What I Learned at Summer Camp

business_not_as_usualI love questions. They cause me to stop and consider. They kick me into action. They’re a way into a conversation with myself and others.

My most recent personal challenging question was: how can I connect three things that I love; summer, camp, and learning into one (very) short vacation?The answer to the question arrived in the mail in the form of a course catalog. I’ve always wanted to go to the Omega Institute in Rhinebeck, N.Y. Omega is a learning center, on a lake, in the woods on what they call a campus. For me, it was adult camp with all of the elements of camping; tent cabins, grounds for pitching your own, cabins fully furnished, a dining hall with a porch and giant round tables encouraging conversation over naturally organic and delicious vegetarian food. It is here that I found my tribe and in the class I choose called, “Shapeshifting into Leadership”, facilitated by NY Times best selling author, John Perkins, for more about Perkins, www.johnperkins.org.


So what is shapeshifting? I wasn’t exactly sure myself except it came to me in a dream  that I was a shapeshifter so I decided to trust it.  This experiential program focused us through inward journeys to finding, and clarifying our mission and personal vision for ourselves. We were guided on creating resolve for carrying these missions out into the world. It was astounding, in a way, how easy it was with the expert guidance of John and his assistants to find our spirit guide, to clear the blocks, and to claim our intentions. As a vision coach these unusual visioning techniques and intensified training spoke to me!

integrityAs we progressed through the program, we were divided into 6 clans and began to discover each others passion. It was inspiring how wonderfully varied we were – from interests about insurance to kids and yucky corn syrup filled snacks. My interest is in the corporate world and how to create a one-stop-shopping source for information about corporations and their policies for manufacturing, environmental sustainability, social citizenship, and labor practices.

What has brought me to this rather enormous subject?

In facilitating the workshops and writing about these issues, I’ve to see how nearly impossible it is to create vision when we’re so overloaded with our all the stuff that distracts. So my question has become, what are the forces at hand that has created the monster of ‘there’s never enough’ and how has this belief come to define us?

How are we addicted to our stuff; aided and abetted to always want more? What is the machine and what are the messages that feeds us? Who told us we NEED to buy more, to consume more like it’s a responsibility for citizenship like the call to shop after the 9/11 attack. We’re pummeled with 30,000 messages day and night to buy more, eat more, accumulate more for the fear of any number of reasons. Sadly with more of what we don’t actually need or want, comes the dis-ease of clutter trailing along behind us keeping us from being available for more of the real things of life.

stamp-smallI also want to know about the companies and corporations who are, or who are not, socially responsible and practicing sustainable manufacturing practices. Is their labor pool treated fairly or are laboring families paying the price so we can buy more and cheaper goods. This is where the rubber meets the road.

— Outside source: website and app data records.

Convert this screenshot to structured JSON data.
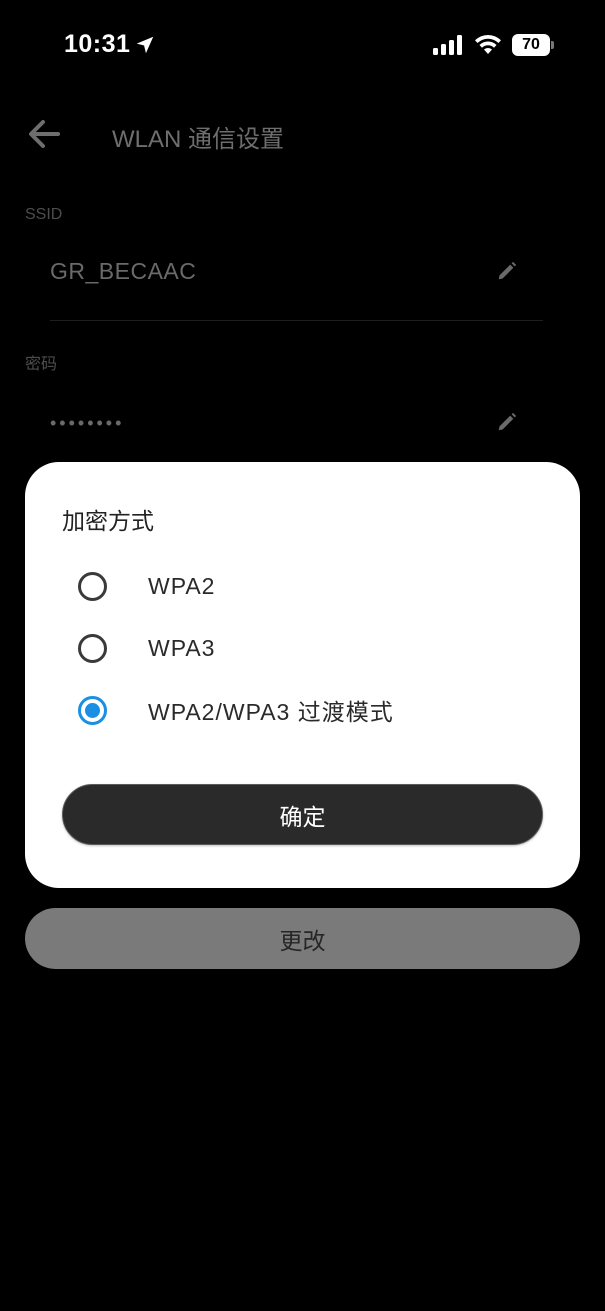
{
  "status_bar": {
    "time": "10:31",
    "battery_level": "70",
    "icons": [
      "location-arrow-icon",
      "cellular-signal-icon",
      "wifi-icon",
      "battery-icon"
    ]
  },
  "screen": {
    "title": "WLAN 通信设置",
    "back_icon": "arrow-left-icon",
    "ssid": {
      "label": "SSID",
      "value": "GR_BECAAC",
      "edit_icon": "pencil-icon"
    },
    "password": {
      "label": "密码",
      "value": "••••••••",
      "edit_icon": "pencil-icon"
    },
    "change_button_label": "更改"
  },
  "dialog": {
    "title": "加密方式",
    "options": [
      {
        "label": "WPA2",
        "selected": false
      },
      {
        "label": "WPA3",
        "selected": false
      },
      {
        "label": "WPA2/WPA3 过渡模式",
        "selected": true
      }
    ],
    "confirm_label": "确定"
  },
  "colors": {
    "background": "#000000",
    "accent": "#1a8fe3",
    "dialog_background": "#ffffff",
    "confirm_button": "#2a2a2a",
    "change_button": "#7a7a7a"
  }
}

How can we know? The simple answer is to find out by getting educated. I have some ideas. This is tricky ground and I’m excited about lifting off the blinders and seeing more clearly the real picture of how we Americans have access to an abundance of inexpensive goods and at what REAL COST? I will continue to ask the questions, follow the bread crumbs and take the time to connect the dots……..so stay tuned.